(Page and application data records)
# # # # # # #

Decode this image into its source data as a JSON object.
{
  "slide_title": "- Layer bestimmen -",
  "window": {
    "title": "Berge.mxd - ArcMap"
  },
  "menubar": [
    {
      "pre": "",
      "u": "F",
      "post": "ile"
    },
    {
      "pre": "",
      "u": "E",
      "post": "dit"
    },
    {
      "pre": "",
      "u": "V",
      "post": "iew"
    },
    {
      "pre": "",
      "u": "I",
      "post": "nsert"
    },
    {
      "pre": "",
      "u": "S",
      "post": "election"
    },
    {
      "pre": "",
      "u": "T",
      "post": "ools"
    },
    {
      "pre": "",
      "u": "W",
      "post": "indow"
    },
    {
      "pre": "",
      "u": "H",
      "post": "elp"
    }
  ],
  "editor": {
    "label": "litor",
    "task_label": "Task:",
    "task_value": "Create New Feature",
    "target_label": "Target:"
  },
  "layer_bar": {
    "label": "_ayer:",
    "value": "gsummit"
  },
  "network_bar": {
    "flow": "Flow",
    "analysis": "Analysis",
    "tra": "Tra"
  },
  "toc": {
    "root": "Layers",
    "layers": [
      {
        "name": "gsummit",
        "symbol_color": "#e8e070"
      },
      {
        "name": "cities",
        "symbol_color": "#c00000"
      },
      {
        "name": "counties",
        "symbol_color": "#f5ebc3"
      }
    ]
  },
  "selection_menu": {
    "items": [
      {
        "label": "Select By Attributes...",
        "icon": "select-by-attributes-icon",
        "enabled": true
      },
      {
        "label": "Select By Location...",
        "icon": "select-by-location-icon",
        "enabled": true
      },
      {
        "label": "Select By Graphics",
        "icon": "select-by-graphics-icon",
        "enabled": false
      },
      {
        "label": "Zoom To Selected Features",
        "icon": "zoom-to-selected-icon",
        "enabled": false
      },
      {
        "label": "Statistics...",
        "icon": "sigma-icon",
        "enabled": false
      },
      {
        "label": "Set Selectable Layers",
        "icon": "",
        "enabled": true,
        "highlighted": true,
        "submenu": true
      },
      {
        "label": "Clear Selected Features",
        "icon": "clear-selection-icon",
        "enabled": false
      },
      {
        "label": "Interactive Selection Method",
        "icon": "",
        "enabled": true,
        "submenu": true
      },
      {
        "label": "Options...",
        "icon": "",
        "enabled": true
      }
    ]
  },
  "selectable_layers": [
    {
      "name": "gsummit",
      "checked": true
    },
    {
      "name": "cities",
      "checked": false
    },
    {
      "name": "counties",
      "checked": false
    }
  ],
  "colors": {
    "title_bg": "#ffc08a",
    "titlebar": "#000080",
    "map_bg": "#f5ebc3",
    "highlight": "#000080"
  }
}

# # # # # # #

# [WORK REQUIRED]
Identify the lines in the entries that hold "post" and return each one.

# [YOUR RESPONSE]
      "post": "ile"
      "post": "dit"
      "post": "iew"
      "post": "nsert"
      "post": "election"
      "post": "ools"
      "post": "indow"
      "post": "elp"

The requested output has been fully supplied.